* MATERIAL SUPPLIED:

====

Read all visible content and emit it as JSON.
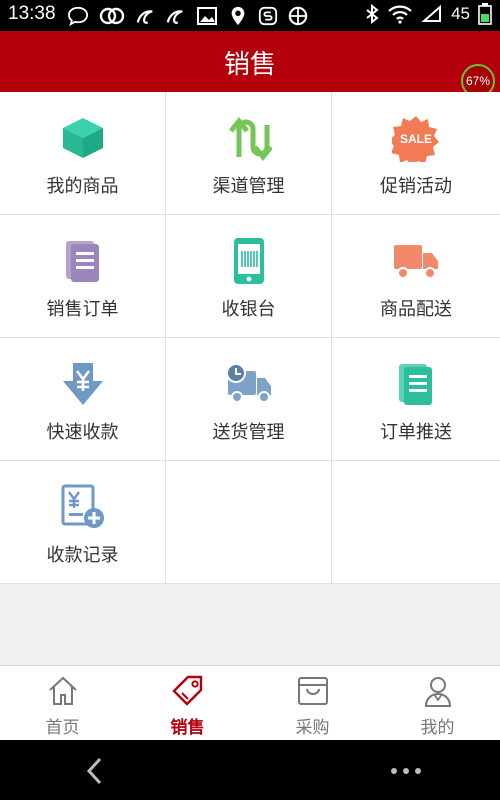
{
  "status": {
    "time": "13:38",
    "battery": "45"
  },
  "header": {
    "title": "销售",
    "badge": "67%"
  },
  "grid": [
    {
      "label": "我的商品",
      "icon": "cube-icon"
    },
    {
      "label": "渠道管理",
      "icon": "transfer-arrows-icon"
    },
    {
      "label": "促销活动",
      "icon": "sale-badge-icon"
    },
    {
      "label": "销售订单",
      "icon": "order-document-icon"
    },
    {
      "label": "收银台",
      "icon": "phone-barcode-icon"
    },
    {
      "label": "商品配送",
      "icon": "delivery-truck-icon"
    },
    {
      "label": "快速收款",
      "icon": "yen-download-icon"
    },
    {
      "label": "送货管理",
      "icon": "truck-clock-icon"
    },
    {
      "label": "订单推送",
      "icon": "push-document-icon"
    },
    {
      "label": "收款记录",
      "icon": "receipt-add-icon"
    }
  ],
  "tabs": [
    {
      "label": "首页",
      "icon": "home-icon"
    },
    {
      "label": "销售",
      "icon": "tag-icon"
    },
    {
      "label": "采购",
      "icon": "basket-icon"
    },
    {
      "label": "我的",
      "icon": "user-icon"
    }
  ],
  "colors": {
    "brand": "#b3000c",
    "teal": "#2bbf9e",
    "green": "#6fc25a",
    "purple": "#9a86bb",
    "orange": "#f08a6b",
    "blue": "#7fa3c7"
  }
}
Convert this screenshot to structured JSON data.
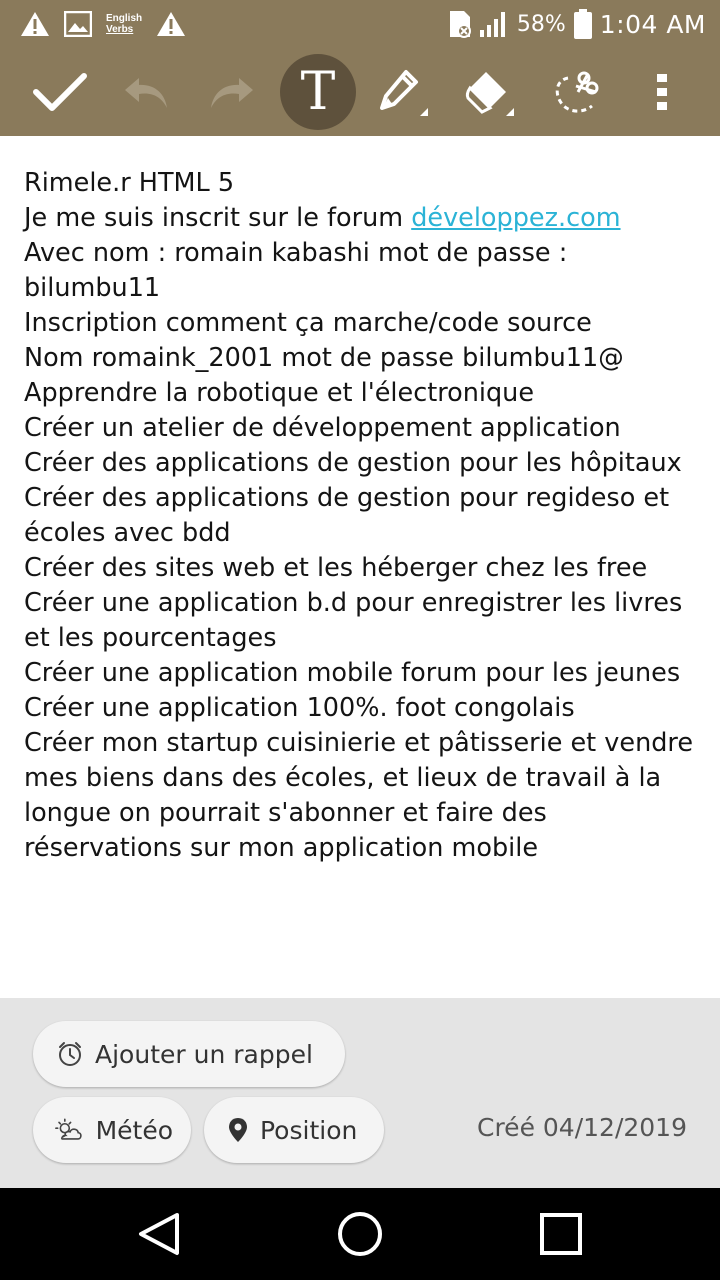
{
  "status_bar": {
    "left_icons": [
      "warning-icon",
      "image-icon",
      "english-verbs-icon",
      "warning-icon"
    ],
    "english_verbs": {
      "line1": "English",
      "line2": "Verbs"
    },
    "battery_percent": "58%",
    "time": "1:04 AM"
  },
  "toolbar": {
    "buttons": [
      "check-icon",
      "undo-icon",
      "redo-icon",
      "text-icon",
      "pen-icon",
      "eraser-icon",
      "lasso-icon",
      "more-icon"
    ],
    "text_glyph": "T"
  },
  "note": {
    "lines": [
      "Rimele.r HTML 5",
      "Je me suis inscrit sur le forum ",
      "Avec nom : romain kabashi mot de passe : bilumbu11",
      "Inscription comment ça marche/code source",
      "Nom romaink_2001 mot de passe bilumbu11@",
      "Apprendre la robotique et l'électronique",
      "Créer un atelier de développement application",
      "Créer des applications de gestion pour les hôpitaux",
      "Créer des applications de gestion pour regideso et écoles avec bdd",
      "Créer des sites web et les héberger chez les free",
      "Créer une application b.d pour enregistrer les livres et les pourcentages",
      "Créer une application mobile forum pour les jeunes",
      "Créer une application 100%. foot congolais",
      "Créer mon startup cuisinierie et pâtisserie et vendre mes biens dans des écoles, et lieux de travail à la longue on pourrait s'abonner et faire des réservations sur mon application mobile"
    ],
    "link": "développez.com"
  },
  "panel": {
    "reminder_label": "Ajouter un rappel",
    "weather_label": "Météo",
    "position_label": "Position",
    "created_label": "Créé 04/12/2019"
  },
  "nav": {
    "buttons": [
      "back-icon",
      "home-icon",
      "recents-icon"
    ]
  }
}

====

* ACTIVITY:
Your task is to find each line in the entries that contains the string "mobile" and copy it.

* RESPONSE AREA:
      "Créer une application mobile forum pour les jeunes",
      "Créer mon startup cuisinierie et pâtisserie et vendre mes biens dans des écoles, et lieux de travail à la longue on pourrait s'abonner et faire des réservations sur mon application mobile"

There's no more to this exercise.